═════ Recorded information

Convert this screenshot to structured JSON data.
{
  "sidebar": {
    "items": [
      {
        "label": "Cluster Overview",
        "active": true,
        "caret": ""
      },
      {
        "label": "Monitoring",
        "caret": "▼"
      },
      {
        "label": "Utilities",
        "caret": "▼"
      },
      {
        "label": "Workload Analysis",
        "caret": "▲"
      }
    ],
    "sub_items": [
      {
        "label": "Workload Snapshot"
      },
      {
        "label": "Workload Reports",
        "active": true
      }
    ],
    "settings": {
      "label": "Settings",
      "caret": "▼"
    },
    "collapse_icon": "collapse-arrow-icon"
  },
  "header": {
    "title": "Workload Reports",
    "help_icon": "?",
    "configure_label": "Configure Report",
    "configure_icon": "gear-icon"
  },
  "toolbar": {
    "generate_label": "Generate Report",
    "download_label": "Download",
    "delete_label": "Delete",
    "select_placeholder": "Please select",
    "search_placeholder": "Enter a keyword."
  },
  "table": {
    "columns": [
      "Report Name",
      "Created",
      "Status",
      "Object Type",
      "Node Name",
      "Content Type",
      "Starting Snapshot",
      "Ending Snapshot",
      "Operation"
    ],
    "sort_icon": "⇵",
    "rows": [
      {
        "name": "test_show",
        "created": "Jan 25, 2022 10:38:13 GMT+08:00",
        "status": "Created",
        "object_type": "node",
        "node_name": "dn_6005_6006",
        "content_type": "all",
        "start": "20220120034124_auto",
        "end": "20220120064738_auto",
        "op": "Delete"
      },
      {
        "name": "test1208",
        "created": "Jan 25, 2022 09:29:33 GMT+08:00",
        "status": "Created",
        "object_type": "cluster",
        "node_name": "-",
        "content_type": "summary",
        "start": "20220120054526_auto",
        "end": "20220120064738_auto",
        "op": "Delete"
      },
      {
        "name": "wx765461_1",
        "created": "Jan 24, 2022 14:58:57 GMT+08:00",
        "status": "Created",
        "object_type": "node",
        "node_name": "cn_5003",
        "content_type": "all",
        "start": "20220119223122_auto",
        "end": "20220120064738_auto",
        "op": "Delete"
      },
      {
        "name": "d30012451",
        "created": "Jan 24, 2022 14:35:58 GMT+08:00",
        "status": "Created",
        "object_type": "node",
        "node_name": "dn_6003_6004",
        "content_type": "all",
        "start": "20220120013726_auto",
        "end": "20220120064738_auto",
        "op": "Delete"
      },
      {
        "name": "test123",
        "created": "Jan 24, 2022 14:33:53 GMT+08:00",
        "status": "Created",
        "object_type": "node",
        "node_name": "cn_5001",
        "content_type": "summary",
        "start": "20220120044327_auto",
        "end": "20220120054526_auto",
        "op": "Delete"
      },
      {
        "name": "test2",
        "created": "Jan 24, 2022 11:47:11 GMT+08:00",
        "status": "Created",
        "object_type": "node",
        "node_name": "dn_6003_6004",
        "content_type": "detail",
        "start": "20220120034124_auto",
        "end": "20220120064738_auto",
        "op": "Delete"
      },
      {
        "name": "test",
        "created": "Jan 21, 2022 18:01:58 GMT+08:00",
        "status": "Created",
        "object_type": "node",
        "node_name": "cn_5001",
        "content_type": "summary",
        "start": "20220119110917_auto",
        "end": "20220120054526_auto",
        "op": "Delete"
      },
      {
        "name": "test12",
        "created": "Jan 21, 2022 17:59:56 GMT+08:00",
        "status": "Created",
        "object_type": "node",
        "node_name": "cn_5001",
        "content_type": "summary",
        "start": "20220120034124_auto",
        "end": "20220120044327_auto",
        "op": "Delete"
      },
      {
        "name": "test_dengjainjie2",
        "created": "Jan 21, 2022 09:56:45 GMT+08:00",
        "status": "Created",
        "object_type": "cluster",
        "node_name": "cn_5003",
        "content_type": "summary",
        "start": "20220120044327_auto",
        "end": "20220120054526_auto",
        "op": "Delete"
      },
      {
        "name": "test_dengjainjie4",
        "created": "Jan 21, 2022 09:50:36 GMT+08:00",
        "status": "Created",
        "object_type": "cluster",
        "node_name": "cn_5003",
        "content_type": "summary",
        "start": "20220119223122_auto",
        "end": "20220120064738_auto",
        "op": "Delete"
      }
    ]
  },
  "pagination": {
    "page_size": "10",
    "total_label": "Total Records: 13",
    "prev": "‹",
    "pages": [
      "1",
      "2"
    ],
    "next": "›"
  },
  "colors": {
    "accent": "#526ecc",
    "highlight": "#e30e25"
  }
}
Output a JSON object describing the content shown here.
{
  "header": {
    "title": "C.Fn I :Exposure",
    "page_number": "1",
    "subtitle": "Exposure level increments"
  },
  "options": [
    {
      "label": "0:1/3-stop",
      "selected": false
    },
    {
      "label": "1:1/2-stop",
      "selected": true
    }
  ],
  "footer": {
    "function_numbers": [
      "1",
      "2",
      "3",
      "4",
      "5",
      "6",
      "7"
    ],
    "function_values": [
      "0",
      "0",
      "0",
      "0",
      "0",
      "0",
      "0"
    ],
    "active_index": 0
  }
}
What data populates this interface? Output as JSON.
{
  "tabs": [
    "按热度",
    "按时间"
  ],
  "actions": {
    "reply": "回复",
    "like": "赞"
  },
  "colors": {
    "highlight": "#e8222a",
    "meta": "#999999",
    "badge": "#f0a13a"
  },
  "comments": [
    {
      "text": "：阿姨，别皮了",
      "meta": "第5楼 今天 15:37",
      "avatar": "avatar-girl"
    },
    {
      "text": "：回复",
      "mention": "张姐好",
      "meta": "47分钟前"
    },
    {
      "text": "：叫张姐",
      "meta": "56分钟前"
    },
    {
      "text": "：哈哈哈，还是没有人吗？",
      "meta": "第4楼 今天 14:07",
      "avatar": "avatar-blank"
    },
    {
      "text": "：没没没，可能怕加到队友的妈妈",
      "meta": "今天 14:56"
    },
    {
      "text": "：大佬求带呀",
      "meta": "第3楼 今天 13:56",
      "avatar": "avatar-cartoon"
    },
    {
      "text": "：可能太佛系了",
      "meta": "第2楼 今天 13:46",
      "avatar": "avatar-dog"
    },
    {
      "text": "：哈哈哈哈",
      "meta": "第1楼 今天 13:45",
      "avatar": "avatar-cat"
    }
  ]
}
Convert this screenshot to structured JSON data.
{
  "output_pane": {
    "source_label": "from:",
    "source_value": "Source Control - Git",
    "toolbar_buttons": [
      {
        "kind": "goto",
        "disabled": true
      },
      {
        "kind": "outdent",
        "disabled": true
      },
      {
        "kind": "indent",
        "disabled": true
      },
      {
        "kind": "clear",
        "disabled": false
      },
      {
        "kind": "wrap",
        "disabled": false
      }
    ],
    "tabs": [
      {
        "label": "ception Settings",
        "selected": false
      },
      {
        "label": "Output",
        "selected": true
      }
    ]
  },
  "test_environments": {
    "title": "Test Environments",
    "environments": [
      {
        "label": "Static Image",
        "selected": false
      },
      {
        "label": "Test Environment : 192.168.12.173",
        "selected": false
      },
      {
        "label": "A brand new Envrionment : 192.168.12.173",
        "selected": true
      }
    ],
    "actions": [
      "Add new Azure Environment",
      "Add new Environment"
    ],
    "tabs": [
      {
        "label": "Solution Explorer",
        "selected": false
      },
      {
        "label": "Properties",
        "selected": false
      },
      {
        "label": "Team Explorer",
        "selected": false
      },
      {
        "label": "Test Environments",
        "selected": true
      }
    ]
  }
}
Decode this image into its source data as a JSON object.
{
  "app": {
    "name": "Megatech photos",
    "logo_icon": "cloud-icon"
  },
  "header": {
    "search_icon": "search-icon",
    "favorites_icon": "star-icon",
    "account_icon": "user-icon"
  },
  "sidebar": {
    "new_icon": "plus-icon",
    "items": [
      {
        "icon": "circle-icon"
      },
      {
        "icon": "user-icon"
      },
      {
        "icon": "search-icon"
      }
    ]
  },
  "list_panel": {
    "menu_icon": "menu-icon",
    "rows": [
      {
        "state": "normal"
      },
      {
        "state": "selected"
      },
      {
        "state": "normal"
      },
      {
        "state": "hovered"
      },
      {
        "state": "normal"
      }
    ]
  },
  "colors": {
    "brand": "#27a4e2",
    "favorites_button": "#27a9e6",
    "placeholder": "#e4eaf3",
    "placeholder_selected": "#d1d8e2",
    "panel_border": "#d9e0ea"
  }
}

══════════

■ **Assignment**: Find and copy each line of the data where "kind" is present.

■ **Solution to the problem**:
        "kind": "goto",
        "kind": "outdent",
        "kind": "indent",
        "kind": "clear",
        "kind": "wrap",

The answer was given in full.